ID is offered as a scientific alternative to evolution, and, like it or not, it exists as a social force entirely for that purpose. Otherwise, why would creationism have to be "dressed up" in the first place?

Gillianren
2005-Nov-13, 11:57 PM
Well, look. I almost certainly didn't enter college with enough knowledge to pursue a degree in biology--because I didn't want one. How many biologists enter college with enough knowledge to pursue a degree in English? (Based on the writing in biology textbooks I've had over the years, not enough.)

And, yes, I was an English major in college. And, yes, I do know that evolution is scientifically validated. (And, yes, I'm trying to figure out a better way of avoiding the word "believe.") However, I've dealt with science majors (fisheries, I think) who didn't know a lot of basics of history. (I've mentioned one of 'em on another thread; she thinks only 100,000 Jews died in the Holocaust, and I'm not sure she believed me when I told her that Gentiles died, too.)

There's just too much information that we're expected to absorb, no matter what interests we have. I, perhaps unreasonably, expect people to at least try to spell things correctly and use the right "its." Nereid expects people to do OOM calculations. All of us have little things in our specialty that we expect people to know, and I'm not sure it's completely reasonable. Certainly current educational methods don't make it possible unless all these little things are on the Test. (Up here, it's the dread WASL. I don't know what it stands for--I doubt it's a festive holiday beverage--but I do know that some of the "correct" answers to the online practice test were wrong.)

I am, I feel confident in saying, never going to need to know the information on how to calculate optics that I allegedly learned in high school. However, there are a lot of not-my-subject things I learned that I'm glad I know, such as good ol' Gregor Mendel's bean experiments. The problem is deciding what falls into which category.

Joff
2005-Nov-14, 01:49 AM
like it or not, ID does not exist solely as an alternative to evolution. ID is dressed up creationism, which came along waaaay before evolution.I must back up Ken here. ID was invented in the late eighties specifically as an alternative to evolution, a stealth device to insinuate creationism into classrooms following the constitutional ruling against out-and-out creationism. So while Creationism predates evolution, in the same way that geocentrism predates heliocentrism, ID does not have any existence except as a mechanism to introduce fundamentalist beliefs into science classes.

Turning the tide requires some advanced empathetics (if there is such a word). The fundamentalists are trying to do the kids a good turn by leaving them some mental manouevring space to accept Bible literalism, without which they're going straight to hell, as the fundamentalists know to the core of their being. So to some extent this has to be fought on a religious level. I wish I had an answer... but I think the only likely method is to keep insisting on real science only and wait for the hard core to so isolate themselves that they fizzle out by driving away their own youngsters.

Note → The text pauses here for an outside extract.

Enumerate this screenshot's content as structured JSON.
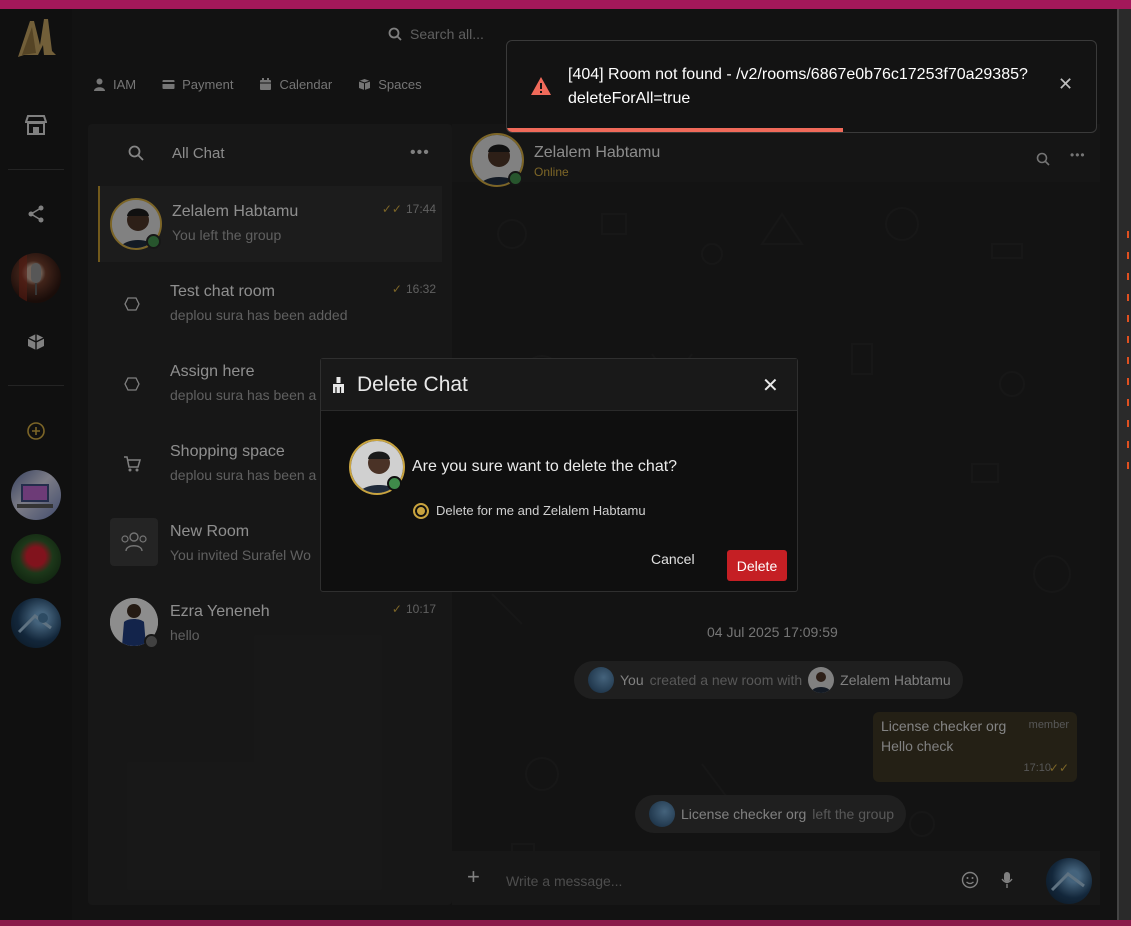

Ken G
2005-Nov-14, 07:21 AM
I think the answer is to recognize that any "truth" cannot be separated from the method and process that was used to arrive at that truth. Thus in science class, we teach science truths, and truths-in-progress, but these never transcend the method that was used to attain them. The same is true for religioius beliefs, which the people who hold them consider to be truths. Those also never transcend the milieu in which they are generated. So given this, there is no reason to expect "scientific truth" and "religious truth" to agree. It is up to the individual to find the common ground, or just let them coexist. The point is, it is scientific truth that belongs in science classes, and for the record I'd rather drive over a bridge built using that approach to reliability. Ultimately, science has value, which is primarily only useful when there is consensus (i.e., agreement on what a safe bridge is). Religion also has value (certainly to the faithful individual), which need not involve any type of consensus because it is a personal value. We've had 400 years since Galileo, it's time the two learned to coexist.